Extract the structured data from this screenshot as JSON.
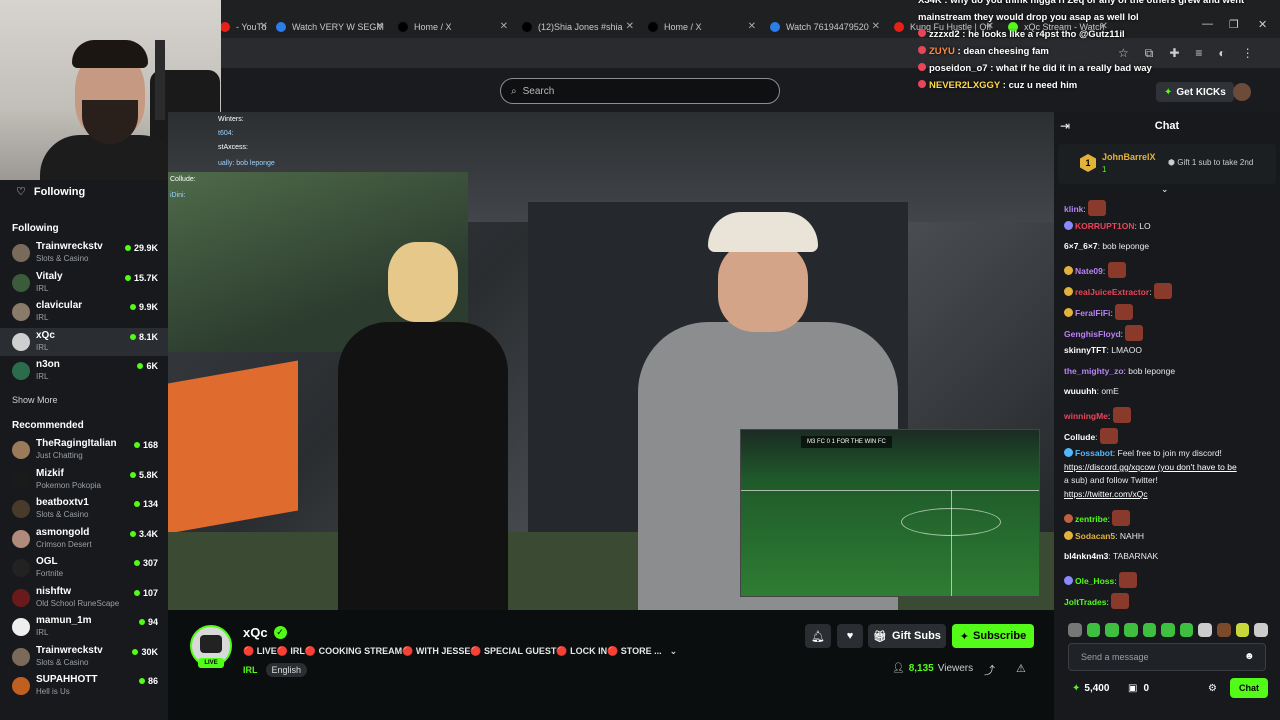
{
  "browser": {
    "tabs": [
      {
        "label": "- YouTu",
        "icon": "youtube-icon",
        "color": "#e62117"
      },
      {
        "label": "Watch VERY W SEGM",
        "icon": "site-icon",
        "color": "#2b7de9"
      },
      {
        "label": "Home / X",
        "icon": "x-icon",
        "color": "#000000"
      },
      {
        "label": "(12)Shia Jones #shia",
        "icon": "tiktok-icon",
        "color": "#000000"
      },
      {
        "label": "Home / X",
        "icon": "x-icon",
        "color": "#000000"
      },
      {
        "label": "Watch 76194479520",
        "icon": "site-icon",
        "color": "#2b7de9"
      },
      {
        "label": "Kung Fu Hustle | Off",
        "icon": "youtube-icon",
        "color": "#e62117"
      },
      {
        "label": "xQc Stream - Watch",
        "icon": "kick-icon",
        "color": "#53fc18"
      }
    ]
  },
  "header": {
    "search_placeholder": "Search",
    "get_kicks": "Get KICKs"
  },
  "external_chat": [
    {
      "text": "X34K : why do you think nigga ri Zeq or any of the others grew and went"
    },
    {
      "text": "mainstream they would drop you asap as well lol"
    },
    {
      "user": "zzzxd2",
      "msg": "he looks like a r4pst tho @Gutz11il"
    },
    {
      "user": "ZUYU",
      "msg": "dean cheesing fam"
    },
    {
      "user": "poseidon_o7",
      "msg": "what if he did it in a really bad way"
    },
    {
      "user": "NEVER2LXGGY",
      "msg": "cuz u need him"
    }
  ],
  "sidebar": {
    "following_header": "Following",
    "following_section": "Following",
    "following": [
      {
        "name": "Trainwreckstv",
        "category": "Slots & Casino",
        "viewers": "29.9K",
        "color": "#7a6a5a"
      },
      {
        "name": "Vitaly",
        "category": "IRL",
        "viewers": "15.7K",
        "color": "#3b5b3b"
      },
      {
        "name": "clavicular",
        "category": "IRL",
        "viewers": "9.9K",
        "color": "#8a7a6a"
      },
      {
        "name": "xQc",
        "category": "IRL",
        "viewers": "8.1K",
        "color": "#cfcfcf",
        "active": true
      },
      {
        "name": "n3on",
        "category": "IRL",
        "viewers": "6K",
        "color": "#2c6c4c"
      }
    ],
    "show_more": "Show More",
    "recommended_section": "Recommended",
    "recommended": [
      {
        "name": "TheRagingItalian",
        "category": "Just Chatting",
        "viewers": "168",
        "color": "#9a7a5a"
      },
      {
        "name": "Mizkif",
        "category": "Pokemon Pokopia",
        "viewers": "5.8K",
        "color": "#1a1a1a"
      },
      {
        "name": "beatboxtv1",
        "category": "Slots & Casino",
        "viewers": "134",
        "color": "#4a3a2a"
      },
      {
        "name": "asmongold",
        "category": "Crimson Desert",
        "viewers": "3.4K",
        "color": "#b08a7a"
      },
      {
        "name": "OGL",
        "category": "Fortnite",
        "viewers": "307",
        "color": "#222222"
      },
      {
        "name": "nishftw",
        "category": "Old School RuneScape",
        "viewers": "107",
        "color": "#6a1a1a"
      },
      {
        "name": "mamun_1m",
        "category": "IRL",
        "viewers": "94",
        "color": "#eeeeee"
      },
      {
        "name": "Trainwreckstv",
        "category": "Slots & Casino",
        "viewers": "30K",
        "color": "#7a6a5a"
      },
      {
        "name": "SUPAHHOTT",
        "category": "Hell is Us",
        "viewers": "86",
        "color": "#c06020"
      }
    ]
  },
  "video": {
    "overlay_chat": [
      "Winters:",
      "t604:",
      "stAxcess:",
      "ually: bob leponge",
      "Collude:",
      "iDini:"
    ],
    "pip_score": "M3 FC 0 1 FOR THE WIN FC"
  },
  "stream": {
    "channel": "xQc",
    "live": "LIVE",
    "title": "🔴 LIVE🔴 IRL🔴 COOKING STREAM🔴 WITH JESSE🔴 SPECIAL GUEST🔴 LOCK IN🔴 STORE ...",
    "category": "IRL",
    "language": "English",
    "gift_subs": "Gift Subs",
    "subscribe": "Subscribe",
    "viewers_count": "8,135",
    "viewers_label": "Viewers"
  },
  "chat": {
    "title": "Chat",
    "pinned": {
      "user": "JohnBarrelX",
      "rank": "1",
      "sub": "1",
      "gift_text": "Gift 1 sub to take 2nd"
    },
    "messages": [
      {
        "user": "klink",
        "color": "#b982f5",
        "msg": "",
        "emote": true
      },
      {
        "user": "KORRUPT1ON",
        "color": "#e8455a",
        "msg": "LO",
        "badge": "#8a8aff"
      },
      {
        "user": "6×7_6×7",
        "color": "#ffffff",
        "msg": "bob leponge"
      },
      {
        "user": "Nate09",
        "color": "#b982f5",
        "msg": "",
        "emote": true,
        "badge": "#e2b23b"
      },
      {
        "user": "realJuiceExtractor",
        "color": "#e8455a",
        "msg": "",
        "emote": true,
        "badge": "#e2b23b"
      },
      {
        "user": "FeralFiFi",
        "color": "#b982f5",
        "msg": "",
        "emote": true,
        "badge": "#e2b23b"
      },
      {
        "user": "GenghisFloyd",
        "color": "#b982f5",
        "msg": "",
        "emote": true
      },
      {
        "user": "skinnyTFT",
        "color": "#ffffff",
        "msg": "LMAOO"
      },
      {
        "user": "the_mighty_zo",
        "color": "#b982f5",
        "msg": "bob leponge"
      },
      {
        "user": "wuuuhh",
        "color": "#ffffff",
        "msg": "omE"
      },
      {
        "user": "winningMe",
        "color": "#e8455a",
        "msg": "",
        "emote": true
      },
      {
        "user": "Collude",
        "color": "#ffffff",
        "msg": "",
        "emote": true
      },
      {
        "user": "Fossabot",
        "color": "#53b7fc",
        "msg": "Feel free to join my discord!",
        "badge": "#53b7fc"
      },
      {
        "user": "",
        "color": "#ffffff",
        "msg": "https://discord.gg/xqcow (you don't have to be"
      },
      {
        "user": "",
        "color": "#ffffff",
        "msg": "a sub) and follow Twitter!"
      },
      {
        "user": "",
        "color": "#ffffff",
        "msg": "https://twitter.com/xQc"
      },
      {
        "user": "zentribe",
        "color": "#53fc18",
        "msg": "",
        "emote": true,
        "badge": "#c06040"
      },
      {
        "user": "Sodacan5",
        "color": "#e2b23b",
        "msg": "NAHH",
        "badge": "#e2b23b"
      },
      {
        "user": "bl4nkn4m3",
        "color": "#ffffff",
        "msg": "TABARNAK"
      },
      {
        "user": "Ole_Hoss",
        "color": "#53fc18",
        "msg": "",
        "emote": true,
        "badge": "#8a8aff"
      },
      {
        "user": "JoltTrades",
        "color": "#53fc18",
        "msg": "",
        "emote": true
      }
    ],
    "input_placeholder": "Send a message",
    "kicks": "5,400",
    "gifts": "0",
    "chat_button": "Chat"
  }
}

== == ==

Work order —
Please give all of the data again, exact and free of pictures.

Finished task —
Extract the structured data from this screenshot as JSON.
{
  "browser": {
    "tabs": [
      {
        "label": "- YouTu",
        "icon": "youtube-icon",
        "color": "#e62117"
      },
      {
        "label": "Watch VERY W SEGM",
        "icon": "site-icon",
        "color": "#2b7de9"
      },
      {
        "label": "Home / X",
        "icon": "x-icon",
        "color": "#000000"
      },
      {
        "label": "(12)Shia Jones #shia",
        "icon": "tiktok-icon",
        "color": "#000000"
      },
      {
        "label": "Home / X",
        "icon": "x-icon",
        "color": "#000000"
      },
      {
        "label": "Watch 76194479520",
        "icon": "site-icon",
        "color": "#2b7de9"
      },
      {
        "label": "Kung Fu Hustle | Off",
        "icon": "youtube-icon",
        "color": "#e62117"
      },
      {
        "label": "xQc Stream - Watch",
        "icon": "kick-icon",
        "color": "#53fc18"
      }
    ]
  },
  "header": {
    "search_placeholder": "Search",
    "get_kicks": "Get KICKs"
  },
  "external_chat": [
    {
      "text": "X34K : why do you think nigga ri Zeq or any of the others grew and went"
    },
    {
      "text": "mainstream they would drop you asap as well lol"
    },
    {
      "user": "zzzxd2",
      "msg": "he looks like a r4pst tho @Gutz11il"
    },
    {
      "user": "ZUYU",
      "msg": "dean cheesing fam"
    },
    {
      "user": "poseidon_o7",
      "msg": "what if he did it in a really bad way"
    },
    {
      "user": "NEVER2LXGGY",
      "msg": "cuz u need him"
    }
  ],
  "sidebar": {
    "following_header": "Following",
    "following_section": "Following",
    "following": [
      {
        "name": "Trainwreckstv",
        "category": "Slots & Casino",
        "viewers": "29.9K",
        "color": "#7a6a5a"
      },
      {
        "name": "Vitaly",
        "category": "IRL",
        "viewers": "15.7K",
        "color": "#3b5b3b"
      },
      {
        "name": "clavicular",
        "category": "IRL",
        "viewers": "9.9K",
        "color": "#8a7a6a"
      },
      {
        "name": "xQc",
        "category": "IRL",
        "viewers": "8.1K",
        "color": "#cfcfcf",
        "active": true
      },
      {
        "name": "n3on",
        "category": "IRL",
        "viewers": "6K",
        "color": "#2c6c4c"
      }
    ],
    "show_more": "Show More",
    "recommended_section": "Recommended",
    "recommended": [
      {
        "name": "TheRagingItalian",
        "category": "Just Chatting",
        "viewers": "168",
        "color": "#9a7a5a"
      },
      {
        "name": "Mizkif",
        "category": "Pokemon Pokopia",
        "viewers": "5.8K",
        "color": "#1a1a1a"
      },
      {
        "name": "beatboxtv1",
        "category": "Slots & Casino",
        "viewers": "134",
        "color": "#4a3a2a"
      },
      {
        "name": "asmongold",
        "category": "Crimson Desert",
        "viewers": "3.4K",
        "color": "#b08a7a"
      },
      {
        "name": "OGL",
        "category": "Fortnite",
        "viewers": "307",
        "color": "#222222"
      },
      {
        "name": "nishftw",
        "category": "Old School RuneScape",
        "viewers": "107",
        "color": "#6a1a1a"
      },
      {
        "name": "mamun_1m",
        "category": "IRL",
        "viewers": "94",
        "color": "#eeeeee"
      },
      {
        "name": "Trainwreckstv",
        "category": "Slots & Casino",
        "viewers": "30K",
        "color": "#7a6a5a"
      },
      {
        "name": "SUPAHHOTT",
        "category": "Hell is Us",
        "viewers": "86",
        "color": "#c06020"
      }
    ]
  },
  "video": {
    "overlay_chat": [
      "Winters:",
      "t604:",
      "stAxcess:",
      "ually: bob leponge",
      "Collude:",
      "iDini:"
    ],
    "pip_score": "M3 FC 0 1 FOR THE WIN FC"
  },
  "stream": {
    "channel": "xQc",
    "live": "LIVE",
    "title": "🔴 LIVE🔴 IRL🔴 COOKING STREAM🔴 WITH JESSE🔴 SPECIAL GUEST🔴 LOCK IN🔴 STORE ...",
    "category": "IRL",
    "language": "English",
    "gift_subs": "Gift Subs",
    "subscribe": "Subscribe",
    "viewers_count": "8,135",
    "viewers_label": "Viewers"
  },
  "chat": {
    "title": "Chat",
    "pinned": {
      "user": "JohnBarrelX",
      "rank": "1",
      "sub": "1",
      "gift_text": "Gift 1 sub to take 2nd"
    },
    "messages": [
      {
        "user": "klink",
        "color": "#b982f5",
        "msg": "",
        "emote": true
      },
      {
        "user": "KORRUPT1ON",
        "color": "#e8455a",
        "msg": "LO",
        "badge": "#8a8aff"
      },
      {
        "user": "6×7_6×7",
        "color": "#ffffff",
        "msg": "bob leponge"
      },
      {
        "user": "Nate09",
        "color": "#b982f5",
        "msg": "",
        "emote": true,
        "badge": "#e2b23b"
      },
      {
        "user": "realJuiceExtractor",
        "color": "#e8455a",
        "msg": "",
        "emote": true,
        "badge": "#e2b23b"
      },
      {
        "user": "FeralFiFi",
        "color": "#b982f5",
        "msg": "",
        "emote": true,
        "badge": "#e2b23b"
      },
      {
        "user": "GenghisFloyd",
        "color": "#b982f5",
        "msg": "",
        "emote": true
      },
      {
        "user": "skinnyTFT",
        "color": "#ffffff",
        "msg": "LMAOO"
      },
      {
        "user": "the_mighty_zo",
        "color": "#b982f5",
        "msg": "bob leponge"
      },
      {
        "user": "wuuuhh",
        "color": "#ffffff",
        "msg": "omE"
      },
      {
        "user": "winningMe",
        "color": "#e8455a",
        "msg": "",
        "emote": true
      },
      {
        "user": "Collude",
        "color": "#ffffff",
        "msg": "",
        "emote": true
      },
      {
        "user": "Fossabot",
        "color": "#53b7fc",
        "msg": "Feel free to join my discord!",
        "badge": "#53b7fc"
      },
      {
        "user": "",
        "color": "#ffffff",
        "msg": "https://discord.gg/xqcow (you don't have to be"
      },
      {
        "user": "",
        "color": "#ffffff",
        "msg": "a sub) and follow Twitter!"
      },
      {
        "user": "",
        "color": "#ffffff",
        "msg": "https://twitter.com/xQc"
      },
      {
        "user": "zentribe",
        "color": "#53fc18",
        "msg": "",
        "emote": true,
        "badge": "#c06040"
      },
      {
        "user": "Sodacan5",
        "color": "#e2b23b",
        "msg": "NAHH",
        "badge": "#e2b23b"
      },
      {
        "user": "bl4nkn4m3",
        "color": "#ffffff",
        "msg": "TABARNAK"
      },
      {
        "user": "Ole_Hoss",
        "color": "#53fc18",
        "msg": "",
        "emote": true,
        "badge": "#8a8aff"
      },
      {
        "user": "JoltTrades",
        "color": "#53fc18",
        "msg": "",
        "emote": true
      }
    ],
    "input_placeholder": "Send a message",
    "kicks": "5,400",
    "gifts": "0",
    "chat_button": "Chat"
  }
}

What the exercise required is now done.